The earliest Sanskrit text to mention Kerala is the Aitareya Aranyaka of the Rigveda.

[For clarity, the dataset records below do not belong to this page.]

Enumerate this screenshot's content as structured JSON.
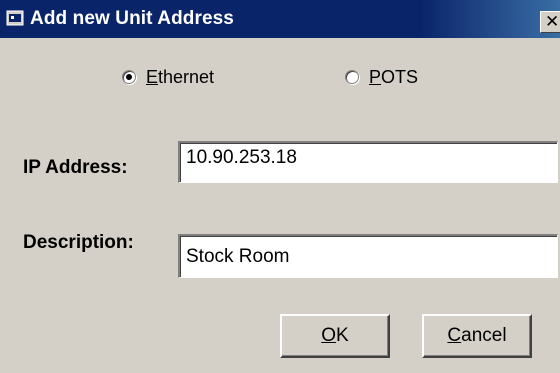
{
  "window": {
    "title": "Add new Unit Address",
    "close_glyph": "✕",
    "icon": "dialog-app-icon"
  },
  "connection": {
    "options": [
      {
        "mnemonic": "E",
        "rest": "thernet",
        "label": "Ethernet",
        "checked": true
      },
      {
        "mnemonic": "P",
        "rest": "OTS",
        "label": "POTS",
        "checked": false
      }
    ]
  },
  "fields": {
    "ip_label": "IP Address:",
    "ip_value": "10.90.253.18",
    "description_label": "Description:",
    "description_value": "Stock Room"
  },
  "buttons": {
    "ok": {
      "mnemonic": "O",
      "rest": "K"
    },
    "cancel": {
      "mnemonic": "C",
      "rest": "ancel"
    }
  },
  "colors": {
    "face": "#d4d0c8",
    "titlebar": "#0a246a",
    "titlebar_text": "#ffffff"
  }
}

Kerala is also mentioned in the Ramayana and the Mahabharata, the two Hindu epics.[21] The Skanda Purana mentions the ecclesiastical office of the Thachudaya Kaimal who is referred to as Manikkam Keralar, synonymous with the deity of the Koodalmanikyam temple.[22][23] Keralam may stem from the Classical Tamil cherive-alam 'declivity of a hill or a mountain slope'[24] or chera alam 'land of the Cheras'. The Greco-Roman trade map Periplus Maris Erythraei refers to Keralaputra as Celobotra.[25]

Other Languages
Acèh: Kerala
Afrikaans: Kerala
Alemannisch: Kerala
አማርኛ: ኬረለ
العربية: كيرلا
অসমীয়া: কেৰেলা
asturianu: Kerala
تۆرکجه: کرالا
বাংলা: কেরল
Bân-lâm-gú: Kerala
беларуская: Керала
беларуская (тарашкевіца)‎: Керала
भोजपुरी: केरल
български: Керала
བོད་ཡིག: ཀེ་ར་ལཱ།
bosanski: Kerala
brezhoneg: Kerala
català: Kerala
Чӑвашла: Керала
čeština: Kérala
Cymraeg: Kerala
dansk: Kerala
Deutsch: Kerala
ދިވެހިބަސް: ކެރެލާ
डोटेली: केरल
eesti: Kerala
Ελληνικά: Κεράλα
español: Kerala
Esperanto: Keralo
euskara: Kerala
فارسی: کرالا
Fiji Hindi: Kerala
français: Kerala
Gaeilge: Kerala
Gàidhlig: Kerala
ગુજરાતી: કેરળ
गोंयची कोंकणी / Gõychi Konknni: केरळ
客家語/Hak-kâ-ngî: Kerala
한국어: 케랄라주
հայերեն: Կերալա
हिन्दी: केरल
hornjoserbsce: Kerala
hrvatski: Kerala
Ido: Kerala
বিষ্ণুপ্রিয়া মণিপুরী: কেরালা
Bahasa Indonesia: Kerala
íslenska: Kerala
italiano: Kerala
עברית: קרלה
ಕನ್ನಡ: ಕೇರಳ
Kapampangan: Kerala
ქართული: კერალა
कॉशुर / کٲشُر: کیرل
Kiswahili: Kerala
لۊری شومالی: کرالا
Latina: Malabaria
latviešu: Kerala
lietuvių: Kerala
magyar: Kerala
मैथिली: केरल
македонски: Керала
Malagasy: Kerala
മലയാളം: കേരളം
मराठी: केरळ
მარგალური: კერალა
مصرى: كيرالا
Bahasa Melayu: Kerala
монгол: Керала
Nederlands: Kerala
नेपाली: केरला
नेपाल भाषा: केरल
日本語: ケーララ州
нохчийн: Керала
Nordfriisk: Kerala
norsk: Kerala
norsk nynorsk: Kerala
occitan: Kerala
ଓଡ଼ିଆ: କେରଳ
oʻzbekcha/ўзбекча: Kerala
ਪੰਜਾਬੀ: ਕੇਰਲਾ
پنجابی: کیرالہ
پښتو: کيرالا
polski: Kerala
português: Querala
română: Kerala
русский: Керала
ᱥᱟᱱᱛᱟᱲᱤ: ᱠᱮᱨᱟᱞᱟ
संस्कृतम्: केरळराज्यम्
Scots: Kerala
shqip: Kerala
සිංහල: කේරළය
Simple English: Kerala
سنڌي: ڪيرالا
slovenčina: Kérala
slovenščina: Kerala
српски / srpski: Керала
srpskohrvatski / српскохрватски: Kerala
suomi: Kerala
svenska: Kerala
Tagalog: Kerala
தமிழ்: கேரளம்
татарча/tatarça: Керала
తెలుగు: కేరళ
тоҷикӣ: Керала
ತುಳು: ಕೇರಳ
Türkçe: Kerala
українська: Керала
اردو: کیرلا
vèneto: Kerala
Tiếng Việt: Kerala
Winaray: Kerala
吴语: 喀拉拉邦
ייִדיש: קעראלא
Yorùbá: Kerala
粵語: 基拉拉邦
中文: 喀拉拉邦